Because you need to log in to read the Times and some may be reluctant to do so, I am going to paste the article itself right here.

Powerful stuff.


Part 1:

New York Times (NY)
Copyright 2007 The New York Times Company

March 14, 2007


Section: A



Wives United by Husbands' Post-N.F.L. Trauma

ALAN SCHWARZ

ANNAPOLIS, Md., March 9 The night that Sylvia Mackey and Eleanor Perfetto first met, back in October at a Baltimore Ravens reception for former National Football League players and their families, their connection was immediate. As she sat on a couch with her husband, Mrs. Mackey watched Dr. Perfetto cradle the hand of her husband as he blankly shuffled across the floor toward the Mackeys.

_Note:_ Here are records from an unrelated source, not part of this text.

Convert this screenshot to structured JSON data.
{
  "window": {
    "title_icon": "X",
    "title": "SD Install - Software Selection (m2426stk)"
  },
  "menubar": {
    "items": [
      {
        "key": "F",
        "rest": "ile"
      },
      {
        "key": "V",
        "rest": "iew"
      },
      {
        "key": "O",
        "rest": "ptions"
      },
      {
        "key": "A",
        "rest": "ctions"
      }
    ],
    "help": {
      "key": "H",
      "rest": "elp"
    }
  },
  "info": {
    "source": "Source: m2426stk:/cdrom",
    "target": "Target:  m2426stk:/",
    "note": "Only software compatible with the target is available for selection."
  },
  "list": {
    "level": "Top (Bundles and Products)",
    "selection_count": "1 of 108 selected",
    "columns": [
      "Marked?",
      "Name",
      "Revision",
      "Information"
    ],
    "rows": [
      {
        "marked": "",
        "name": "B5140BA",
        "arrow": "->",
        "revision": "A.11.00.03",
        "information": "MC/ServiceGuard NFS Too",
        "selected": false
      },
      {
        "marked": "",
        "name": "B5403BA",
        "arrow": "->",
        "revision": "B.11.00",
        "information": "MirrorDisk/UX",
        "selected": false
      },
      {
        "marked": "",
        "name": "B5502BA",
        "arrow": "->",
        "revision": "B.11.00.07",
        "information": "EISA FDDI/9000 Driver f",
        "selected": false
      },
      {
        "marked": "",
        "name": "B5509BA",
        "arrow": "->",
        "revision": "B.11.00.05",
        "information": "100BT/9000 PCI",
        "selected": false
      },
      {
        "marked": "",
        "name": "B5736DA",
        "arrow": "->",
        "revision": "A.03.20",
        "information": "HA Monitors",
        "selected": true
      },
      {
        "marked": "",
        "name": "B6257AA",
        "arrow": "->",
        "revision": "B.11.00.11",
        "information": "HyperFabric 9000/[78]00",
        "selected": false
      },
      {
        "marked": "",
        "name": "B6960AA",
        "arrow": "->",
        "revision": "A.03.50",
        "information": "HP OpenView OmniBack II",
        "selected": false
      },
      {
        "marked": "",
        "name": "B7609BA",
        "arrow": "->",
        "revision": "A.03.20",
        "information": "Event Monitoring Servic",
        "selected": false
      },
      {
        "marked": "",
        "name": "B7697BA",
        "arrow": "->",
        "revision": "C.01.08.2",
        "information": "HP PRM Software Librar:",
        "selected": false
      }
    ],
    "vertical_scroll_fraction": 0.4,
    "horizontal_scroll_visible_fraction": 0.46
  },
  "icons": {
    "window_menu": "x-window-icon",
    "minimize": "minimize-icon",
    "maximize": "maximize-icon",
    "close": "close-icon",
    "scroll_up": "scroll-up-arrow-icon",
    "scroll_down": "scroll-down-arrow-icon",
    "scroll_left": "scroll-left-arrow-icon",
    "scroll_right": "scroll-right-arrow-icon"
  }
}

''Your husband has dementia,'' Mrs. Mackey said.

''Yours does, too,'' Dr. Perfetto replied.

''We both just knew,'' Dr. Perfetto recalled on Friday, when the two visited the assisted-living facility where Dr. Perfetto's husband, Ralph Wenzel, resides. Mrs. Mackey quickly added, ''You can see it in the wives' faces just like the husbands'.''

On that evening last October, Mrs. Mackey added another N.F.L. wife to her growing network of women who seek her guidance and support as their husbands deteriorate mentally. Her husband, John, was a Hall of Fame tight end for the Baltimore Colts in the late 1960s and early '70s, and is probably the most notable victim of dementia among former football players. Mrs. Mackey said that she regularly communicates with about 10 women like Dr. Perfetto as they learn to handle their husbands' dementia, which often begins as early as their 50s.

''I know about 20 in all,'' Mrs. Mackey said. ''And if I know 20, there are probably 60 or 80 out there.''

Last May, Mrs. Mackey wrote a three-page letter to Paul Tagliabue, the N.F.L. commissioner at the time, detailing John Mackey's decline, the financial ruin it would soon cause her, and how the Mackeys were not the only couple facing such a crisis at a time when the league's coffers are bursting. She wrote that dementia ''is a slow, deteriorating, ugly, caregiver-killing, degenerative, brain-destroying tragic horror,'' and appealed to Mr. Tagliabue to help.

The result was the formation of the 88 Plan, a joint effort between the league and the N.F.L. Players Association named after John Mackey's jersey number. Under the plan, families of former players who have various forms of dementia can receive money for their care and treatment -- up to $88,000 a year if the player must live in an outside facility, and up to $50,000 a year if the player is cared for at home.

The first applications were mailed in late February to families of 22 former players who are already known to have dementia, including Mr. Mackey, 65, and Mr. Wenzel, 64. No family has received any money yet. The N.F.L. spokesman Greg Aiello said the league would be aggressive in informing other families about the plan.

Although both the league and the players union are quick to deny any connection between someone's having played football and later cognitive failure -- in an e-mail message, Mr. Aiello described dementia as a condition ''that affects many elderly people'' -- the 88 Plan has been created at a time of heightened scrutiny of the effects of brain injuries among football players.

In January, a neuropathologist who examined the brain of Andre Waters, the former Philadelphia Eagles player who committed suicide last fall at 44, said that repeated concussions had led to Mr. Waters's brain tissue resembling that of an 80-year-old with Alzheimer's disease. And last month, the doctors of the former New England Patriots linebacker Ted Johnson, 34, said he was exhibiting the depression and memory lapses associated with oncoming Alzheimer's.